Jamie's Blog

Lessons from a life of startups, coding, countryside, and kids

The tools we use, are the tools we use

2014 08 25 at 12.30

because writing and formatting Markdown is smooth and natural — shit HackerNews says

Well, they’re partially right: Markdown is a pretty natural format for programmers to use. After all, our primary tool is the text editor, and we are familiar with tools to process that text into presentable formats. I got into writing Markdown after writing papers in LaTeX and loving the focus on the content, the ability to version control, merge, backup, share, etc. Markdown is an easier LaTeX for everyday use.

This blog posts is being written in Markdown. The presentation I gave a week ago was entirely written in Markdown (using the fantastic Deckset app). I write my README’s in Markdown. I keep all my notes in Markdown. I have more ways to edit/preview Markdown then is strictly healthy (SublimeText, Byword, iAWriter, Marked, Mou, Macdown, …). So, yeah, Markdown is pretty familiar to developers.

But do non-developers use it? Not in my experience. In fact, non-developers are far more likely to use the tools that they’re familiar with. They probably don’t even have a decent text editor installed but I bet they have Word or Excel. And that’s why we get screenshots pasted into Word documents and requirements documents written in Excel spreadsheets. In fact, my boss has an accountancy background and I can tell you that his default application, for everything, is Excel.

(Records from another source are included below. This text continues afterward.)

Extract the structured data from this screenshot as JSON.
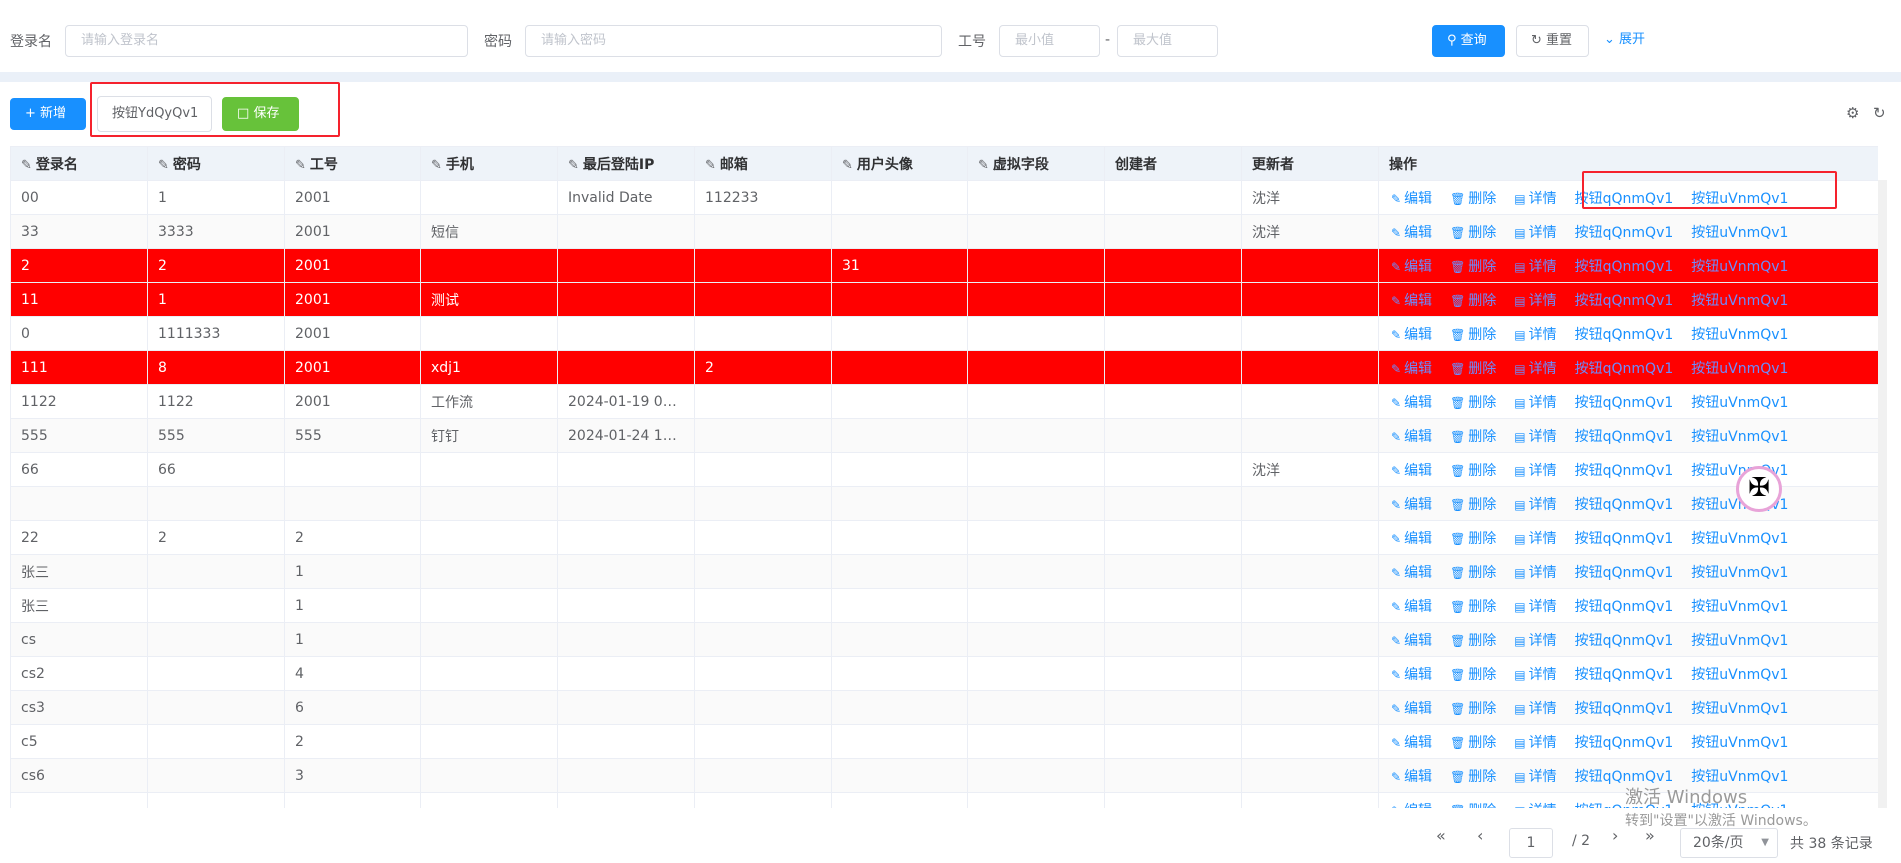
{
  "search": {
    "login_label": "登录名",
    "login_placeholder": "请输入登录名",
    "password_label": "密码",
    "password_placeholder": "请输入密码",
    "jobno_label": "工号",
    "jobno_min_placeholder": "最小值",
    "jobno_max_placeholder": "最大值",
    "range_sep": "-",
    "query_label": "查询",
    "reset_label": "重置",
    "expand_label": "展开"
  },
  "toolbar": {
    "add_label": "新增",
    "custom_button_label": "按钮YdQyQv1",
    "save_label": "保存"
  },
  "table": {
    "columns": [
      "登录名",
      "密码",
      "工号",
      "手机",
      "最后登陆IP",
      "邮箱",
      "用户头像",
      "虚拟字段",
      "创建者",
      "更新者",
      "操作"
    ],
    "actions": [
      "编辑",
      "删除",
      "详情",
      "按钮qQnmQv1",
      "按钮uVnmQv1"
    ],
    "rows": [
      {
        "c": [
          "00",
          "1",
          "2001",
          "",
          "Invalid Date",
          "112233",
          "",
          "",
          "",
          "沈洋"
        ],
        "hl": false
      },
      {
        "c": [
          "33",
          "3333",
          "2001",
          "短信",
          "",
          "",
          "",
          "",
          "",
          "沈洋"
        ],
        "hl": false
      },
      {
        "c": [
          "2",
          "2",
          "2001",
          "",
          "",
          "",
          "31",
          "",
          "",
          ""
        ],
        "hl": true
      },
      {
        "c": [
          "11",
          "1",
          "2001",
          "测试",
          "",
          "",
          "",
          "",
          "",
          ""
        ],
        "hl": true
      },
      {
        "c": [
          "0",
          "1111333",
          "2001",
          "",
          "",
          "",
          "",
          "",
          "",
          ""
        ],
        "hl": false
      },
      {
        "c": [
          "111",
          "8",
          "2001",
          "xdj1",
          "",
          "2",
          "",
          "",
          "",
          ""
        ],
        "hl": true
      },
      {
        "c": [
          "1122",
          "1122",
          "2001",
          "工作流",
          "2024-01-19 00:0...",
          "",
          "",
          "",
          "",
          ""
        ],
        "hl": false
      },
      {
        "c": [
          "555",
          "555",
          "555",
          "钉钉",
          "2024-01-24 17:0...",
          "",
          "",
          "",
          "",
          ""
        ],
        "hl": false
      },
      {
        "c": [
          "66",
          "66",
          "",
          "",
          "",
          "",
          "",
          "",
          "",
          "沈洋"
        ],
        "hl": false
      },
      {
        "c": [
          "",
          "",
          "",
          "",
          "",
          "",
          "",
          "",
          "",
          ""
        ],
        "hl": false
      },
      {
        "c": [
          "22",
          "2",
          "2",
          "",
          "",
          "",
          "",
          "",
          "",
          ""
        ],
        "hl": false
      },
      {
        "c": [
          "张三",
          "",
          "1",
          "",
          "",
          "",
          "",
          "",
          "",
          ""
        ],
        "hl": false
      },
      {
        "c": [
          "张三",
          "",
          "1",
          "",
          "",
          "",
          "",
          "",
          "",
          ""
        ],
        "hl": false
      },
      {
        "c": [
          "cs",
          "",
          "1",
          "",
          "",
          "",
          "",
          "",
          "",
          ""
        ],
        "hl": false
      },
      {
        "c": [
          "cs2",
          "",
          "4",
          "",
          "",
          "",
          "",
          "",
          "",
          ""
        ],
        "hl": false
      },
      {
        "c": [
          "cs3",
          "",
          "6",
          "",
          "",
          "",
          "",
          "",
          "",
          ""
        ],
        "hl": false
      },
      {
        "c": [
          "c5",
          "",
          "2",
          "",
          "",
          "",
          "",
          "",
          "",
          ""
        ],
        "hl": false
      },
      {
        "c": [
          "cs6",
          "",
          "3",
          "",
          "",
          "",
          "",
          "",
          "",
          ""
        ],
        "hl": false
      },
      {
        "c": [
          "",
          "",
          "",
          "",
          "",
          "",
          "",
          "",
          "",
          ""
        ],
        "hl": false
      }
    ]
  },
  "pagination": {
    "current_page": "1",
    "total_pages": "/ 2",
    "page_size": "20条/页",
    "total": "共 38 条记录"
  },
  "watermark": {
    "line1": "激活 Windows",
    "line2": "转到\"设置\"以激活 Windows。"
  },
  "colors": {
    "primary": "#1890ff",
    "success": "#67c23a",
    "row_highlight": "#ff0000",
    "annotation_box": "#f5222d"
  },
  "icons": {
    "query": "search-icon",
    "reset": "refresh-icon",
    "expand": "chevron-down-icon",
    "add": "plus-icon",
    "save": "save-icon",
    "settings": "gear-icon",
    "refresh": "refresh-icon",
    "edit": "edit-icon",
    "delete": "trash-icon",
    "detail": "document-icon"
  }
}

Markdown isn’t superior. It just plays to the tools that us programmers are familiar with and we should probably cut non-developers some slack when they default to the tools that they’re familiar with.

Rant: Markdown is supposed to be readable by everyone and I think it almost succeeds but the link syntax is a piece of junk: A lot of visual noise that’s hard to process and even harder to write because you have to remember to open the square brace before typing (assuming you remember the order is square braces then brackets)